Controlling crows

I love birds, but crows are a nuisance. And while they do eat cutworms and grasshoppers, most people probably agree with me.

Ron Johnson is an emeritus professor at Clemson University. He says crows are smart and not easily frightened unless there is something that moves and is unpredictable, but noisemakers, pyrotechnics, or even high-pressure water can scare them away. Johnson says one of his favorite solutions is mylar tape.

"When you pull that out, twist it just a tiny bit and attach it at two ends, and if you can make one side bright-colored, maybe silver, and the other side a bright red or something, it reflects light. And when the wind blows, it wiggles back and forth and reflects light and it sometimes might hum with the wind," says Johnson. "Those things are unpredictable the way the light reflects, and it's scary."

If you have a hard time scaring away crows, try denying them their target. That would include covering a small garden or tree with bird netting. Crows love sweet corn, so when you see the silk turning brown, grab some paper cups or plastic bags, and cover the tops of the ears.
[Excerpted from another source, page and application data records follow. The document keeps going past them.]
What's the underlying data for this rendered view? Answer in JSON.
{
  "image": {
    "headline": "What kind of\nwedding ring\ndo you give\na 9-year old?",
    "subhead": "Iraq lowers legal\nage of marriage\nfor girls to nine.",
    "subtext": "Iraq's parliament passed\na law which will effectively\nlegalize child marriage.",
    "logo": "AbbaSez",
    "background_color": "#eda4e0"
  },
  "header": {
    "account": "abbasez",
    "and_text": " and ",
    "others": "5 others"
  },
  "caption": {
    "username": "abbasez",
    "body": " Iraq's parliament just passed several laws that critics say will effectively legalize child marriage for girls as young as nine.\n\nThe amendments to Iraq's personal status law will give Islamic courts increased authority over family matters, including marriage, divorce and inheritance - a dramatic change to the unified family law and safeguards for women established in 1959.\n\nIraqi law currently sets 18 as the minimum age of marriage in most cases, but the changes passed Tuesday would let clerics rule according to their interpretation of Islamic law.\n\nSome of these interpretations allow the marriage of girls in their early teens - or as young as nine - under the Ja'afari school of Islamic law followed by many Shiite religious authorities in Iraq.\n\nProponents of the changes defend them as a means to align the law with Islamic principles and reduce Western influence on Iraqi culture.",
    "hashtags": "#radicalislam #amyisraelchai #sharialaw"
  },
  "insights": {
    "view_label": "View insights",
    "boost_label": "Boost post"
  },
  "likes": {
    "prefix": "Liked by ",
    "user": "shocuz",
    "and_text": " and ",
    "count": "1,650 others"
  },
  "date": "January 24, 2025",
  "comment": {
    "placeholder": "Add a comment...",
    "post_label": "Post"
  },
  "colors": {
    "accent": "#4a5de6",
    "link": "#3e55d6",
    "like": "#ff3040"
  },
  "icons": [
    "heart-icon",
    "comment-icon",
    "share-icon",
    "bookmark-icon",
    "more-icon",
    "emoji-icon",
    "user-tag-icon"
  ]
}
"What a bird will do, is they will perch on the side of the corn plant or the ear, and take their beak and pull from the top of the ear in little strips," he says. "That exposes the grain and they eat the grain. That damages usually the top part of that corn ear, and if you put a covering over it like a little paper cup or a bag, that prevents their access,  makes it more difficult or inaccessible, and the bird won't bother it."

It's worth noting that crows are a protected species under the Migratory Bird Treaty Act. Any plan for lethal control may require the right permits from state and federal agencies.